Chameleons are a type of lizards that make up the family Chamaeleonidae. There are about 200 species, all of them native to Europe, Africa and Asia. It can also be found as an introduced species in Hawaii and some regions of North America.

Although they are very famous for change color, only some species can do it. And although it is also often believed that they do it to camouflagemost of the time they do to regulate their body temperature and communicate with other chameleons.

In addition to changing color, these reptiles have other characteristics that make them unique. For example, your zygodactyl feeta type of finger arrangement present only in chameleons and some species of birds, such as parrots, cuckoos or some species of owls, with two pairs of opposing fingers, two forward and two backward.

Also characteristic is the quickly extensible tonguethe presence of horns and crests on the body and snout, and the pair of eyes with independent movement. Most species also have prehensile tail.

Why do they change color?

Chameleon species that can change color have layers of cells in their skin that contain pigments of various colors, including red, blue, orange, green, black, yellow or purple.

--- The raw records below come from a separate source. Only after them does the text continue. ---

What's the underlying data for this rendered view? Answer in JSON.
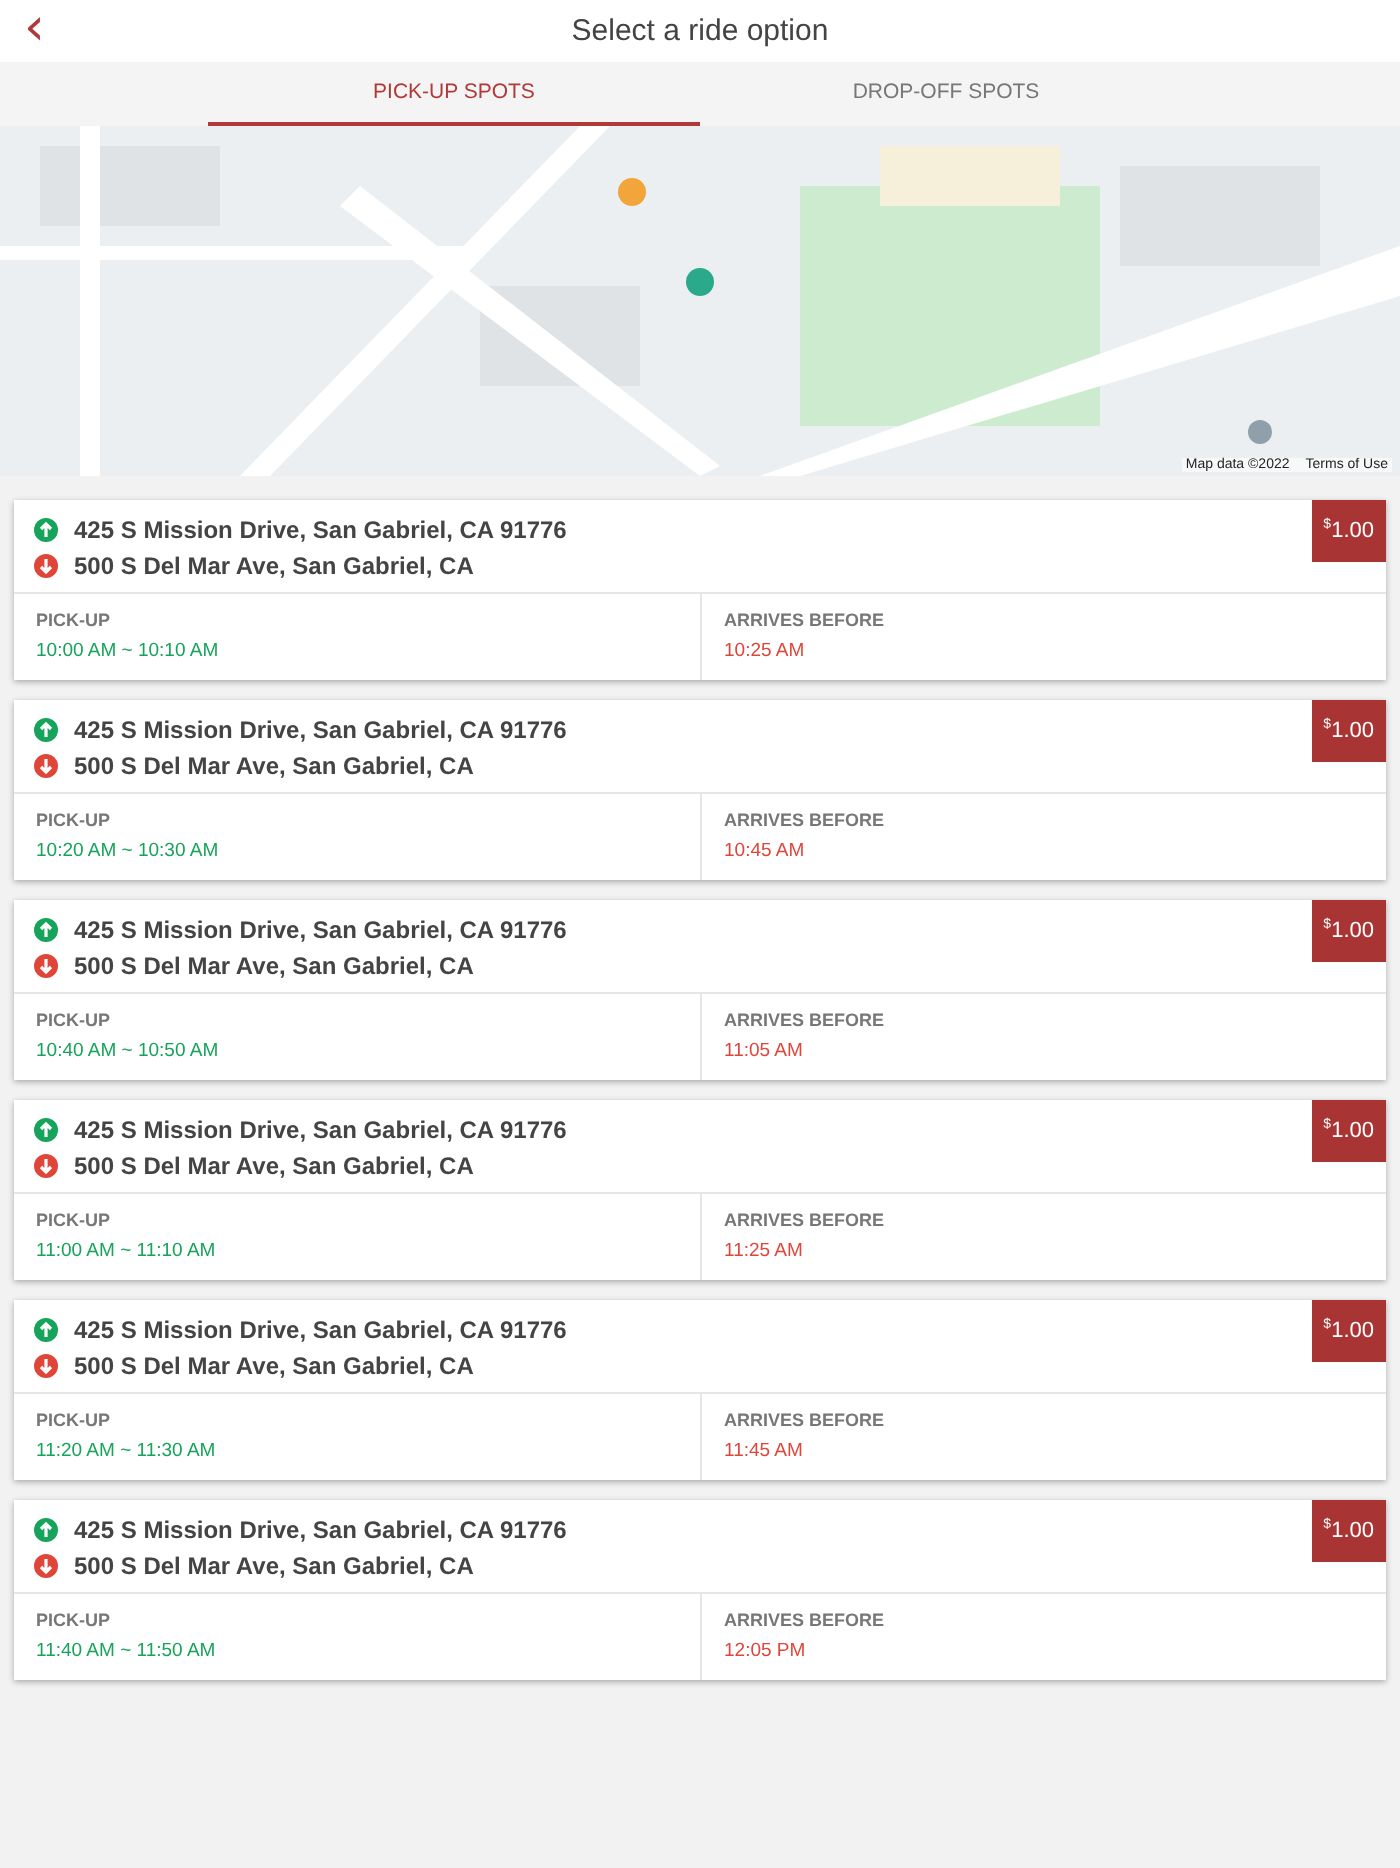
{
  "header": {
    "back_icon": "‹",
    "title": "Select a ride option"
  },
  "tabs": [
    {
      "label": "PICK-UP SPOTS",
      "selected": true
    },
    {
      "label": "DROP-OFF SPOTS",
      "selected": false
    }
  ],
  "map": {
    "attribution": "Map data ©2022",
    "terms_link": "Terms of Use"
  },
  "rides": [
    {
      "pickup_address": "425 S Mission Drive, San Gabriel, CA 91776",
      "dropoff_address": "500 S Del Mar Ave, San Gabriel, CA",
      "currency": "$",
      "price": "1.00",
      "pickup_label": "PICK-UP",
      "pickup_window": "10:00 AM ~ 10:10 AM",
      "arrival_label": "ARRIVES BEFORE",
      "arrival_time": "10:25 AM"
    },
    {
      "pickup_address": "425 S Mission Drive, San Gabriel, CA 91776",
      "dropoff_address": "500 S Del Mar Ave, San Gabriel, CA",
      "currency": "$",
      "price": "1.00",
      "pickup_label": "PICK-UP",
      "pickup_window": "10:20 AM ~ 10:30 AM",
      "arrival_label": "ARRIVES BEFORE",
      "arrival_time": "10:45 AM"
    },
    {
      "pickup_address": "425 S Mission Drive, San Gabriel, CA 91776",
      "dropoff_address": "500 S Del Mar Ave, San Gabriel, CA",
      "currency": "$",
      "price": "1.00",
      "pickup_label": "PICK-UP",
      "pickup_window": "10:40 AM ~ 10:50 AM",
      "arrival_label": "ARRIVES BEFORE",
      "arrival_time": "11:05 AM"
    },
    {
      "pickup_address": "425 S Mission Drive, San Gabriel, CA 91776",
      "dropoff_address": "500 S Del Mar Ave, San Gabriel, CA",
      "currency": "$",
      "price": "1.00",
      "pickup_label": "PICK-UP",
      "pickup_window": "11:00 AM ~ 11:10 AM",
      "arrival_label": "ARRIVES BEFORE",
      "arrival_time": "11:25 AM"
    },
    {
      "pickup_address": "425 S Mission Drive, San Gabriel, CA 91776",
      "dropoff_address": "500 S Del Mar Ave, San Gabriel, CA",
      "currency": "$",
      "price": "1.00",
      "pickup_label": "PICK-UP",
      "pickup_window": "11:20 AM ~ 11:30 AM",
      "arrival_label": "ARRIVES BEFORE",
      "arrival_time": "11:45 AM"
    },
    {
      "pickup_address": "425 S Mission Drive, San Gabriel, CA 91776",
      "dropoff_address": "500 S Del Mar Ave, San Gabriel, CA",
      "currency": "$",
      "price": "1.00",
      "pickup_label": "PICK-UP",
      "pickup_window": "11:40 AM ~ 11:50 AM",
      "arrival_label": "ARRIVES BEFORE",
      "arrival_time": "12:05 PM"
    }
  ]
}
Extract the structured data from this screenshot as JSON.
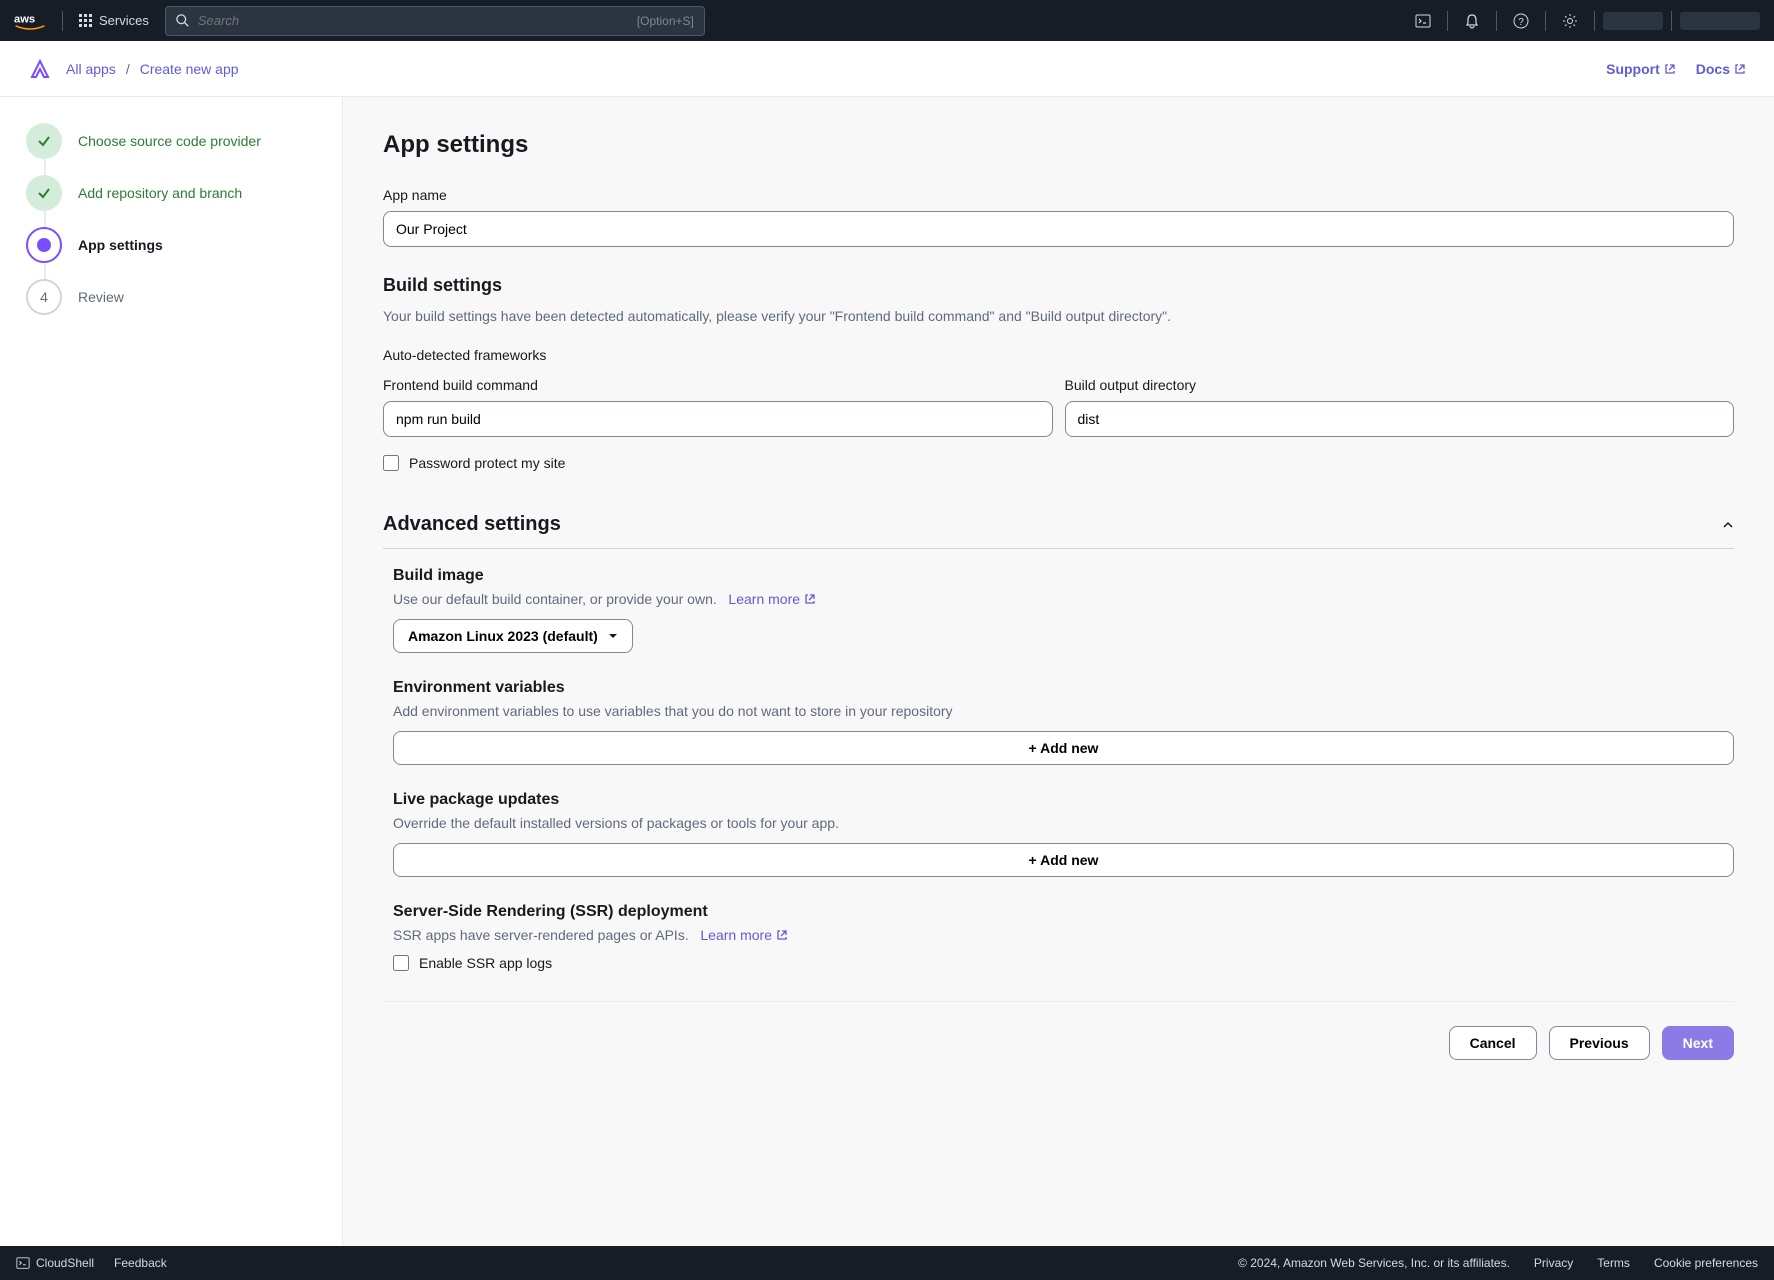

The color change has camouflage functions, but many patterns and colors use them in response to social cues and environmental conditions. However, depending on the natural habitat in which they live, each species may use one function relatively more than another.

Color changes in chameleons have an important social function. For example, it serves to show intentions to other chameleons. Chameleons tend to show brighter colors if they have aggressive intentions, while darker colors show an attitude of surrender or submission.

In Madagascar and the humid forests of Africa there are species with fluorescent pigments which are also believed to have a social communication function.

The camouflage function can be highly specialized. For example, him Smith’s dwarf chameleon (Bradypodion taeniabronchum), a species endemic to South Africa, can change its camouflage not only to blend in with its surroundings, but also depending on whether it is attacked by a snake or a bird. This species is capable of taking on colors that each type of predator cannot see.

The thermoregulatory function can also show high specialization in some species. For example, him namaqua chameleon (Chamaeleo namaquensis) lives in desert and semi-desert areas of South Africa, Namibia and Angola. During cold mornings it turns almost black to absorb more solar radiation. During the hottest hours it turns a very light gray.

How do they make their skin change color?

Chameleons have two layers to their skin that control color and thermoregulation. In both appear highly specialized cells (chromatophores) that contain vacuoles filled with different pigments.

For a long time it was thought that chameleons changed color by dispersion of those pigmented vacuolessomewhat similar to what octopuses and squids do, but this mechanism is only a small part of what chameleons do.

The iridophores are a specific type of chromatophore that contains a guanine nanocrystal latticeand chameleons can alter the organization of this network to modulate light reflected and absorbed by your body.

The state of the nanocrystals is controlled by the nervous system, increasing and decreasing the distance between the nanocrystals. In the excited state, the distance between the nanocrystals increases and longer wavelengths are reflected, such as yellow, orange or red.

In a relaxed state, the nanocrystals are much closer together and reflect short wavelengths such as blue and green.

The color change mechanism in chameleons is a combination of both.. On the one hand, the pigment vacuoles intervene, and on the other, they control the light reflected by the body. For example, the combination of yellow pigments and reflected blue light in a relaxed state results in the green color common to many chameleons.